- What is required
Whenever a line in the material below includes "Options", copy that line.

------

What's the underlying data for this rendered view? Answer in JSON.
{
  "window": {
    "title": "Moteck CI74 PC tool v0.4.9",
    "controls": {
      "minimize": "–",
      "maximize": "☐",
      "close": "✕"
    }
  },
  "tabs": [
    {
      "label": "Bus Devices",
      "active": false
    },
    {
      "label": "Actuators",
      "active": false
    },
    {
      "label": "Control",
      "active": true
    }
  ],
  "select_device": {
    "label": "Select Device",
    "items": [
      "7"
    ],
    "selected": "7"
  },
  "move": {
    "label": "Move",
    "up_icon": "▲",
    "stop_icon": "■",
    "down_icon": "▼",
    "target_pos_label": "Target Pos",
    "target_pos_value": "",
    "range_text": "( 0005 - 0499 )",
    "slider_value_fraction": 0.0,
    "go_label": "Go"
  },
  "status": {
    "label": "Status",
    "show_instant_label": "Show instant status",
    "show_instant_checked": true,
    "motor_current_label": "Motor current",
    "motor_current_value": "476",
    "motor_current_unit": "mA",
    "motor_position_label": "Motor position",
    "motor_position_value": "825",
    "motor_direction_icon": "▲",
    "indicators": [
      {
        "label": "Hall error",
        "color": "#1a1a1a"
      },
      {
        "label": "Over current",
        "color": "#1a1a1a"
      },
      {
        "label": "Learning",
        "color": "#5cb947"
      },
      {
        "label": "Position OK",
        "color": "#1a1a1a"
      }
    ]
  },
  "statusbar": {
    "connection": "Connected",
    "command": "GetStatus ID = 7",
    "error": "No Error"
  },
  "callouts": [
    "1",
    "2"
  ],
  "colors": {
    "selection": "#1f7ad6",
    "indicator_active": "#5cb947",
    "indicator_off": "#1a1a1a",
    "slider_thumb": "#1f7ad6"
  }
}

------

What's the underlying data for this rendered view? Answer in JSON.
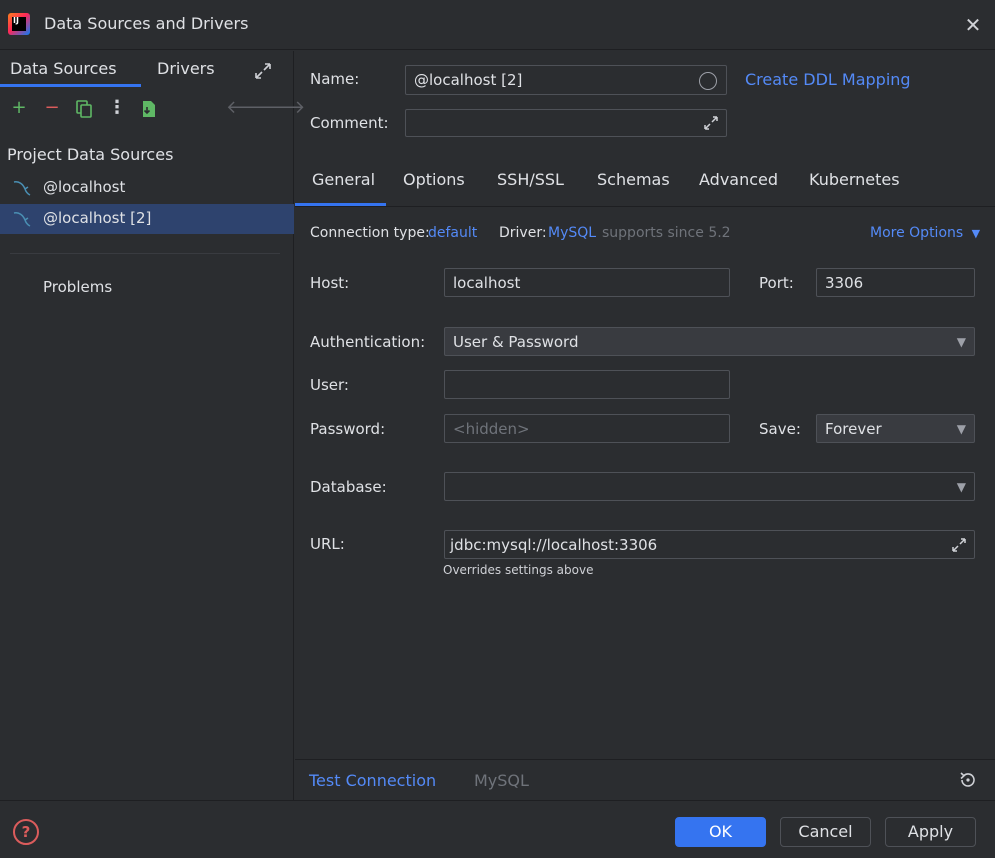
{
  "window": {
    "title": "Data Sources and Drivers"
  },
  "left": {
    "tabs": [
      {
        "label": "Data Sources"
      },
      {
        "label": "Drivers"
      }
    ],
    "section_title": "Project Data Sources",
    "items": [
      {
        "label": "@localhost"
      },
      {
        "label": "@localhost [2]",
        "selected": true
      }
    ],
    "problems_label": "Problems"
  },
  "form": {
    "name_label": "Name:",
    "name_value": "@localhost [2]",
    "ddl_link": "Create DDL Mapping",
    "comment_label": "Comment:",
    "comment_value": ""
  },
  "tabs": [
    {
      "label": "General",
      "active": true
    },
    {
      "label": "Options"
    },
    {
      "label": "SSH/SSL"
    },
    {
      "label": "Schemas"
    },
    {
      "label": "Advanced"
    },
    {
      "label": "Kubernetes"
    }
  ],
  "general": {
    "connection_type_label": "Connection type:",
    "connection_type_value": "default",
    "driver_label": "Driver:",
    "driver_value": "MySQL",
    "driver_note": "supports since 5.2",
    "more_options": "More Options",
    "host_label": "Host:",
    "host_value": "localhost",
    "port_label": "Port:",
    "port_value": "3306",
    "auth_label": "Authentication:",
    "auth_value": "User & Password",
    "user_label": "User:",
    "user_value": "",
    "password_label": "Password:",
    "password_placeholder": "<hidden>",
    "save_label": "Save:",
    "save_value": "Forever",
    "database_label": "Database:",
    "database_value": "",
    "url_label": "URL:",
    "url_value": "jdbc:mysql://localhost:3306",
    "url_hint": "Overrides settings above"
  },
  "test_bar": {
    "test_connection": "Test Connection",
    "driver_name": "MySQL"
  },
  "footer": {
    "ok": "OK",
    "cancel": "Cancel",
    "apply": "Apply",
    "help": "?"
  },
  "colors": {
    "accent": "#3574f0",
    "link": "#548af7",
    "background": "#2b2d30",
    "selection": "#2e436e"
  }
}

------

- Response area
      "label": "Options"
    "more_options": "More Options",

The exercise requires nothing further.